The Power of the NCAA
The National Collegiate Athletic Association (NCAA) is a very powerful entity. The NCAA men’s basketball tournament receives more advertising dollars and has higher ratings then the Super Bowl and the World Series. This paper discusses various other papers all dealing with different aspects of this NCAA entity and the cultural, economic and social impact the NCAA has on the modern education system. These topics include an analysis of NCAA tournament broadcasts and the influence the TV industry has on what people view, the impact of facilities to recruit high quality athletes, as well as a cost-benefit analysis of university’s scholarship system. ...view middle of the document...
What is known, however, is that athletic scholarships are less cost beneficial to institutions then academic scholarships (Catma, 2012). A successful athletic program could however have more implicit benefits for the school when considering the cost of a scholarship. A successful athletic program must have a high caliber of athletes and successful recruiting staff (Barden et al, 2013). The NCAA has very strict rules governing the recruiting process, and many rules have been broken because of the nature and unbalance of the rules and more so of the negligence instead of the malicious intent of the parties involved.
A journal article written by J. Treme, R. Burrus and B. Sherrick implicated that high-value prospects at the guard position bring more of an immediate impact to a program than any other position (Treme et al, 2011). This is not to say that over the duration of more than one year other positions besides guards won’t help the team more but for the freshmen year it does. The study that Treme and colleagues completed was only for the regular season and the NCAA tournament wins were won by more experienced players (Treme et al, 2011).
Other factors determining where NCAA Division I recruits would go to school are hometown proximity and athletic facilities.
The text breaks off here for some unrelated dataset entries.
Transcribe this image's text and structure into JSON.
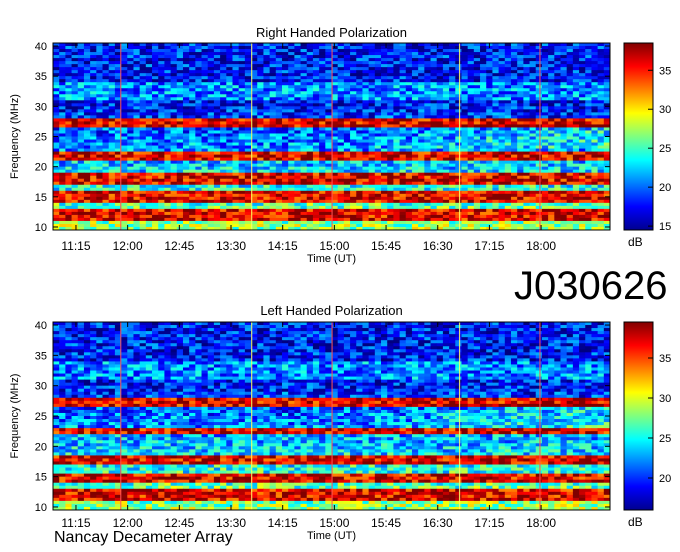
{
  "experiment_id": "J030626",
  "credit": "Nancay Decameter Array",
  "colors": {
    "background": "#ffffff",
    "axis": "#000000"
  },
  "chart_data": [
    {
      "type": "heatmap",
      "title": "Right Handed Polarization",
      "xlabel": "Time (UT)",
      "ylabel": "Frequency (MHz)",
      "xticks": [
        "11:15",
        "12:00",
        "12:45",
        "13:30",
        "14:15",
        "15:00",
        "15:45",
        "16:30",
        "17:15",
        "18:00"
      ],
      "xlim": [
        "10:55",
        "19:00"
      ],
      "yticks": [
        10,
        15,
        20,
        25,
        30,
        35,
        40
      ],
      "ylim": [
        9.5,
        40.5
      ],
      "colorbar": {
        "label": "dB",
        "ticks": [
          15,
          20,
          25,
          30,
          35
        ],
        "range": [
          14.5,
          38.5
        ],
        "colormap": "jet"
      },
      "intense_bands_mhz": [
        [
          11,
          13
        ],
        [
          14,
          16
        ],
        [
          17,
          19
        ],
        [
          21,
          22.5
        ],
        [
          26.5,
          28
        ]
      ],
      "vertical_markers_ut": [
        "11:54",
        "13:48",
        "14:58",
        "16:49",
        "17:59"
      ]
    },
    {
      "type": "heatmap",
      "title": "Left Handed Polarization",
      "xlabel": "Time (UT)",
      "ylabel": "Frequency (MHz)",
      "xticks": [
        "11:15",
        "12:00",
        "12:45",
        "13:30",
        "14:15",
        "15:00",
        "15:45",
        "16:30",
        "17:15",
        "18:00"
      ],
      "xlim": [
        "10:55",
        "19:00"
      ],
      "yticks": [
        10,
        15,
        20,
        25,
        30,
        35,
        40
      ],
      "ylim": [
        9.5,
        40.5
      ],
      "colorbar": {
        "label": "dB",
        "ticks": [
          20,
          25,
          30,
          35
        ],
        "range": [
          16,
          39.5
        ],
        "colormap": "jet"
      },
      "intense_bands_mhz": [
        [
          11,
          13
        ],
        [
          14,
          15.5
        ],
        [
          17,
          18.5
        ],
        [
          22,
          23
        ],
        [
          26.5,
          28
        ]
      ],
      "vertical_markers_ut": [
        "11:54",
        "13:48",
        "14:58",
        "16:49",
        "17:59"
      ]
    }
  ]
}
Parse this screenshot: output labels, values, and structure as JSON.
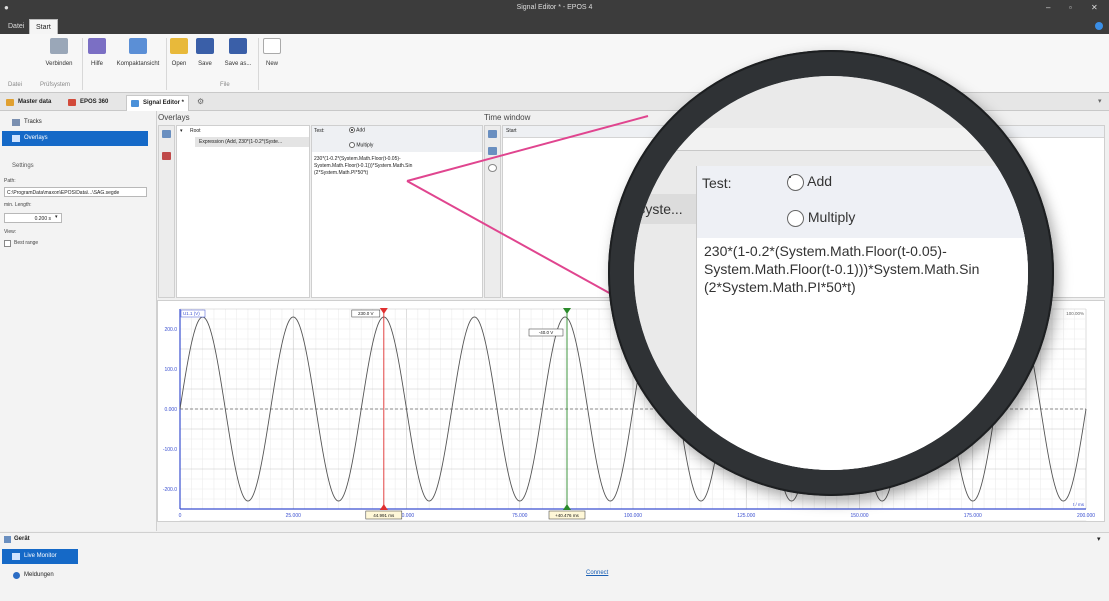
{
  "window": {
    "title": "Signal Editor * - EPOS 4"
  },
  "menu_tabs": [
    "Datei",
    "Start"
  ],
  "ribbon": {
    "buttons": {
      "connect": "Verbinden",
      "help": "Hilfe",
      "compact": "Kompaktansicht",
      "open": "Open",
      "save": "Save",
      "save_as": "Save as...",
      "new": "New"
    },
    "groups": {
      "datei": "Datei",
      "pruefsystem": "Prüfsystem",
      "file": "File"
    }
  },
  "doc_tabs": [
    "Master data",
    "EPOS 360",
    "Signal Editor *"
  ],
  "sidebar": {
    "items": [
      "Tracks",
      "Overlays"
    ],
    "settings_title": "Settings",
    "path_label": "Path:",
    "path_value": "C:\\ProgramData\\maxon\\EPOS\\Data\\...\\SAG.segde",
    "min_length_label": "min. Length:",
    "min_length_value": "0.200 s",
    "view_label": "View:",
    "best_range": "Best range"
  },
  "overlays": {
    "title": "Overlays",
    "root": "Root",
    "expression_item": "Expression (Add, 230*(1-0.2*(Syste...",
    "test_label": "Test:",
    "add": "Add",
    "multiply": "Multiply",
    "formula_lines": [
      "230*(1-0.2*(System.Math.Floor(t-0.05)-",
      "System.Math.Floor(t-0.1)))*System.Math.Sin",
      "(2*System.Math.PI*50*t)"
    ]
  },
  "time_window": {
    "title": "Time window",
    "start": "Start"
  },
  "chart_data": {
    "type": "line",
    "title": "",
    "channel_label": "U1.1 (V)",
    "top_right_label": "100.00%",
    "unit_label": "t / ms",
    "xlim": [
      0,
      200
    ],
    "ylim": [
      -250,
      250
    ],
    "x_ticks": [
      "0",
      "25.000",
      "50.000",
      "75.000",
      "100.000",
      "125.000",
      "150.000",
      "175.000",
      "200.000"
    ],
    "y_ticks": [
      "200.0",
      "100.0",
      "0.000",
      "-100.0",
      "-200.0"
    ],
    "series": [
      {
        "amplitude": 230,
        "frequency_hz": 50,
        "phase": "sin"
      }
    ],
    "cursors": [
      {
        "x": 44.991,
        "label": "44.991 ms",
        "value_label": "230.0 V",
        "color": "#e03030"
      },
      {
        "x": 85.43,
        "label": "+40.476 ms",
        "value_label": "-40.0 V",
        "color": "#2a8a2a"
      }
    ]
  },
  "bottom": {
    "section": "Gerät",
    "live_monitor": "Live Monitor",
    "messages": "Meldungen",
    "connect_link": "Connect"
  },
  "magnifier": {
    "tree_item": "Syste...",
    "test_label": "Test:",
    "add": "Add",
    "multiply": "Multiply",
    "formula_lines": [
      "230*(1-0.2*(System.Math.Floor(t-0.05)-",
      "System.Math.Floor(t-0.1)))*System.Math.Sin",
      "(2*System.Math.PI*50*t)"
    ]
  },
  "colors": {
    "accent": "#1569c7",
    "pointer": "#e0458f",
    "lens_ring": "#2f3235"
  }
}
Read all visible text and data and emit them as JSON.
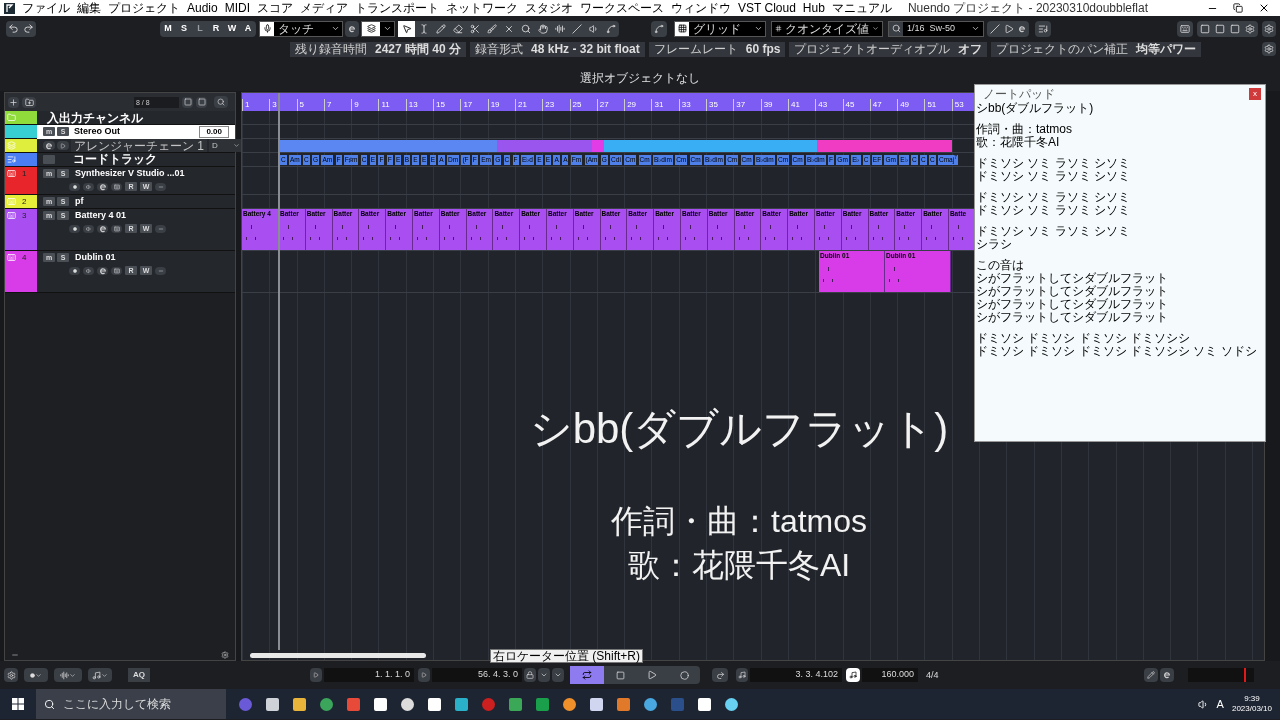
{
  "menu_bar": {
    "menus": [
      "ファイル",
      "編集",
      "プロジェクト",
      "Audio",
      "MIDI",
      "スコア",
      "メディア",
      "トランスポート",
      "ネットワーク",
      "スタジオ",
      "ワークスペース",
      "ウィンドウ",
      "VST Cloud",
      "Hub",
      "マニュアル"
    ],
    "title": "Nuendo プロジェクト - 20230310doubbleflat"
  },
  "toolbar": {
    "automation_buttons": [
      {
        "label": "M",
        "disabled": false
      },
      {
        "label": "S",
        "disabled": false
      },
      {
        "label": "L",
        "disabled": true
      },
      {
        "label": "R",
        "disabled": false
      },
      {
        "label": "W",
        "disabled": false
      },
      {
        "label": "A",
        "disabled": false
      }
    ],
    "automation_mode": "タッチ",
    "tools": [
      {
        "selected": true
      },
      {
        "selected": false
      },
      {
        "selected": false
      },
      {
        "selected": false
      },
      {
        "selected": false
      },
      {
        "selected": false
      },
      {
        "selected": false
      },
      {
        "selected": false
      },
      {
        "selected": false
      },
      {
        "selected": false
      },
      {
        "selected": false
      },
      {
        "selected": false
      },
      {
        "selected": false
      }
    ],
    "snap_type": "グリッド",
    "quantize_mode": "クオンタイズ値",
    "quantize_value": "1/16  Sw-50"
  },
  "info_bar": [
    {
      "label": "残り録音時間",
      "value": "2427 時間 40 分"
    },
    {
      "label": "録音形式",
      "value": "48 kHz - 32 bit float"
    },
    {
      "label": "フレームレート",
      "value": "60 fps"
    },
    {
      "label": "プロジェクトオーディオプル",
      "value": "オフ"
    },
    {
      "label": "プロジェクトのパン補正",
      "value": "均等パワー"
    }
  ],
  "status": "選択オブジェクトなし",
  "track_list": {
    "count": "8 / 8",
    "tracks": [
      {
        "kind": "folder",
        "name": "入出力チャンネル",
        "color": "#8fdc3a"
      },
      {
        "kind": "output",
        "name": "Stereo Out",
        "mute": "m",
        "solo": "S",
        "volume": "0.00",
        "color": "#38cfd2"
      },
      {
        "kind": "arranger",
        "chain": "アレンジャーチェーン 1",
        "section": "D",
        "color": "#dfee3c"
      },
      {
        "kind": "chord",
        "name": "コードトラック",
        "color": "#4b7ef2"
      },
      {
        "kind": "instrument",
        "number": "1",
        "name": "Synthesizer V Studio ...01",
        "mute": "m",
        "solo": "S",
        "controls": true,
        "read": "R",
        "write": "W",
        "color": "#e8252b"
      },
      {
        "kind": "instrument",
        "number": "2",
        "name": "pf",
        "mute": "m",
        "solo": "S",
        "controls": false,
        "color": "#e6ee3a"
      },
      {
        "kind": "instrument",
        "number": "3",
        "name": "Battery 4 01",
        "mute": "m",
        "solo": "S",
        "controls": true,
        "read": "R",
        "write": "W",
        "color": "#a94ff2",
        "events": [
          "Battery 4",
          "Batter",
          "Batter",
          "Batter",
          "Batter",
          "Batter",
          "Batter",
          "Batter",
          "Batter",
          "Batter",
          "Batter",
          "Batter",
          "Batter",
          "Batter",
          "Batter",
          "Batter",
          "Batter",
          "Batter",
          "Batter",
          "Batter",
          "Batter",
          "Batter",
          "Batter",
          "Batter",
          "Batter",
          "Batter",
          "Batte"
        ]
      },
      {
        "kind": "instrument",
        "number": "4",
        "name": "Dublin 01",
        "mute": "m",
        "solo": "S",
        "controls": true,
        "read": "R",
        "write": "W",
        "color": "#d83ce8",
        "events": [
          "Dublin 01",
          "Dublin 01"
        ]
      }
    ]
  },
  "arrange": {
    "ruler": [
      "1",
      "3",
      "5",
      "7",
      "9",
      "11",
      "13",
      "15",
      "17",
      "19",
      "21",
      "23",
      "25",
      "27",
      "29",
      "31",
      "33",
      "35",
      "37",
      "39",
      "41",
      "43",
      "45",
      "47",
      "49",
      "51",
      "53"
    ],
    "arranger_segments": [
      {
        "color": "#5b87f2"
      },
      {
        "color": "#9b55ef"
      },
      {
        "color": "#e23ce6"
      },
      {
        "color": "#3aaef4"
      },
      {
        "color": "#f03cc3"
      }
    ],
    "chords": [
      "C",
      "Am",
      "C",
      "G",
      "Am",
      "F",
      "F♯m",
      "C",
      "E",
      "F",
      "F",
      "E",
      "B",
      "E",
      "E",
      "E",
      "A",
      "Dm",
      "(F",
      "F",
      "Em",
      "G",
      "C",
      "F",
      "E♭d",
      "E",
      "E",
      "A",
      "A",
      "Fm",
      "(Am",
      "G",
      "Cdi",
      "Cm",
      "Cm",
      "B♭dim",
      "Cm",
      "Cm",
      "B♭dim",
      "Cm",
      "Cm",
      "B♭dim",
      "Cm",
      "Cm",
      "B♭dim",
      "F",
      "Gm",
      "E♭",
      "C",
      "EF",
      "Gm",
      "E♭",
      "C",
      "C",
      "C",
      "Cmaj$^{7}$"
    ]
  },
  "captions": [
    "シbb(ダブルフラット)",
    "作詞・曲：tatmos",
    "歌：花隈千冬AI"
  ],
  "notepad": {
    "title": "ノートパッド",
    "close": "x",
    "paragraphs": [
      [
        "シbb(ダブルフラット)"
      ],
      [
        "作詞・曲：tatmos",
        "歌：花隈千冬AI"
      ],
      [
        "ドミソシ ソミ ラソミ シソミ",
        "ドミソシ ソミ ラソミ シソミ"
      ],
      [
        "ドミソシ ソミ ラソミ シソミ",
        "ドミソシ ソミ ラソミ シソミ"
      ],
      [
        "ドミソシ ソミ ラソミ シソミ",
        "シラシ"
      ],
      [
        "この音は",
        "シがフラットしてシダブルフラット",
        "シがフラットしてシダブルフラット",
        "シがフラットしてシダブルフラット",
        "シがフラットしてシダブルフラット"
      ],
      [
        "ドミソシ ドミソシ ドミソシ ドミソシシ",
        "ドミソシ ドミソシ ドミソシ ドミソシシ ソミ ソドシ"
      ]
    ]
  },
  "transport": {
    "quantize": "AQ",
    "left_locator": "1. 1. 1. 0",
    "right_locator": "56. 4. 3. 0",
    "tooltip": "右ロケーター位置 (Shift+R)",
    "cycle_on": true,
    "position": "3. 3. 4.102",
    "tempo": "160.000",
    "signature": "4/4"
  },
  "taskbar": {
    "search_placeholder": "ここに入力して検索",
    "ime": "A",
    "time": "9:39",
    "date": "2023/03/10"
  }
}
Having a school close to home has many positive factors, such as community achievement and existing relationships, and negative ones as well such as distractions and the same existing relationships shed in a negative light (Barden et al, 2013). Athletic facilities was found to have almost a non-existent factor among recruiting (Schneder et al, 2012) even though popular consensus thinks that a nice facility will attract more players.
These articles were very interesting in the fact that a lot of personal experience has been explored as well. At first glance, some information seems incalculable, such as reasons why a student chose a certain university and ranked the top ten reasons in order of significance. The study included a sample size of only nineteen Division I hockey players (Schneder et al, 2012). It doesn’t state whether all nineteen student-athletes were at the same school or same city or region, but I feel the sample size was too small and if they all were in the same city for instance or region, it could as well have been for the environment of the sport, for example, playing football in the South, or basketball in the Midwest. Playing college basketball or football in Montana just isn’t the same, even if the coach is well respected, doesn’t mean the conference or difficulty of schedule is.
There has been some recent NCAA bashing in the news lately, and I can't say I agree with all of it, but I do agree with some. All the negativity stems from comparing athletes to other professions and virtually anyone other than athletes at universities can earn money and accept gifts. All Division I athletes have grueling schedules that demand no extra time to earn at a part...